When Pliny Fisk and Levi Parsons set off from Boston in 1819, the US and its citizens were little known abroad. Neither Fisk nor Parsons spoke either Arabic or Turkish. Five years later, they had yet to convert one Arab to Christianity, and Parsons was dead. Fisk established a mission in Beirut, Lebanon, in 1824, 25 years before the first American consul. Over-zealous evangelizing earned the mission animosity among locals, and by 1857 they had only converted 317 Arabs.
The mission’s breakthrough came with the 1866 establishment of the Syrian Protestant College, which was renamed the American University of Beirut in 1920. The school would liberalize and ultimately produce four Lebanese prime ministers, and today it remains a premier university in the region. (AUB provides a useful frame for Makdisi’s narrative, but he is over-reliant on comments from graduates and affiliates of the Beirut mission whose first Arab pastor happens to be Makdisi’s own maternal great-great-grandfather.)
By 1875, two former AUB students had founded two prominent Arab journals, Al-Muqtataf and Al-Hilal. By the end of World War I, “the benevolent image of America among Arabs reached its zenith” because of the influence of Americans such as AUB professor Cornelius Van Dyck, who received the imperial medal in 1890 from the Ottoman sultan, and pronouncements from Woodrow Wilson that America advocated self-determination and anticolonialism.
This was short-lived. Britain and France soon divided the Middle East for their own control, and Christian Zionists started calling for a Jewish state – eventually finding considerable support for the idea in the West.
Makdisi argues that the creation of Israel would become – and remains today – the major wedge in US-Arab relations. Makdisi provides no solutions, and he sees little hope. A year after Barack Obama’s famous Cairo speech, failure to make headway in resolving the Israeli-Palestinian conflict has again disappointed Muslims. But offering at least a hint of optimism, Makdisi highlights that Arabs hate American policy, not Americans. Once upon a time, he reminds us, they even got along quite well.
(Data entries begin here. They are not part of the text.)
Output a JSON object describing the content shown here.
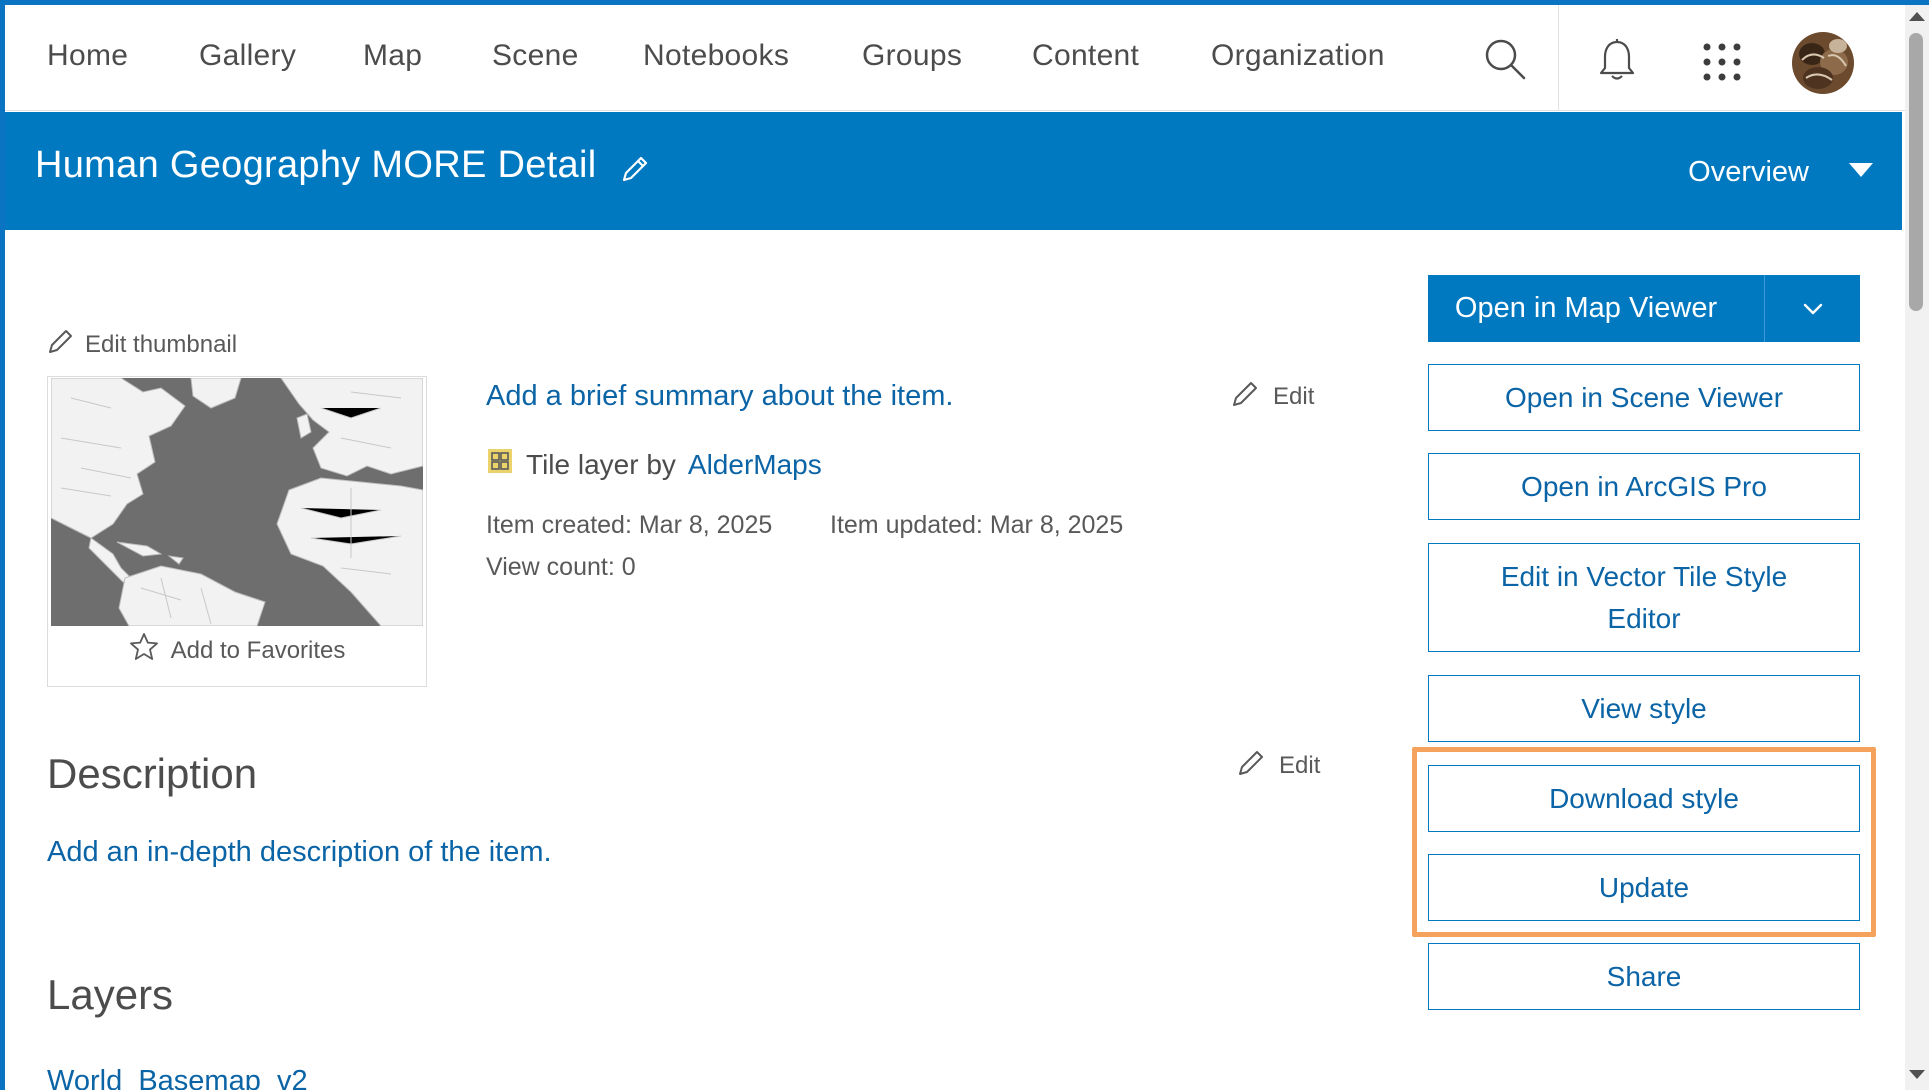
{
  "nav": {
    "items": [
      "Home",
      "Gallery",
      "Map",
      "Scene",
      "Notebooks",
      "Groups",
      "Content",
      "Organization"
    ],
    "icons": [
      "search-icon",
      "bell-icon",
      "app-launcher-icon",
      "user-avatar"
    ]
  },
  "header": {
    "title": "Human Geography MORE Detail",
    "view_selector": "Overview",
    "band_color": "#0079c1"
  },
  "thumbnail": {
    "edit_label": "Edit thumbnail",
    "favorites_label": "Add to Favorites"
  },
  "summary": {
    "text": "Add a brief summary about the item.",
    "edit_label": "Edit"
  },
  "item": {
    "type_prefix": "Tile layer by",
    "owner": "AlderMaps",
    "created": "Item created: Mar 8, 2025",
    "updated": "Item updated: Mar 8, 2025",
    "views": "View count: 0"
  },
  "description": {
    "heading": "Description",
    "edit_label": "Edit",
    "placeholder": "Add an in-depth description of the item."
  },
  "layers": {
    "heading": "Layers",
    "first": "World_Basemap_v2"
  },
  "actions": {
    "open_map_viewer": "Open in Map Viewer",
    "open_scene_viewer": "Open in Scene Viewer",
    "open_arcgis_pro": "Open in ArcGIS Pro",
    "edit_vector_style": "Edit in Vector Tile Style Editor",
    "view_style": "View style",
    "download_style": "Download style",
    "update": "Update",
    "share": "Share",
    "highlight_color": "#f5a25d"
  }
}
Stephen Kurczy is an international news editor at the Monitor.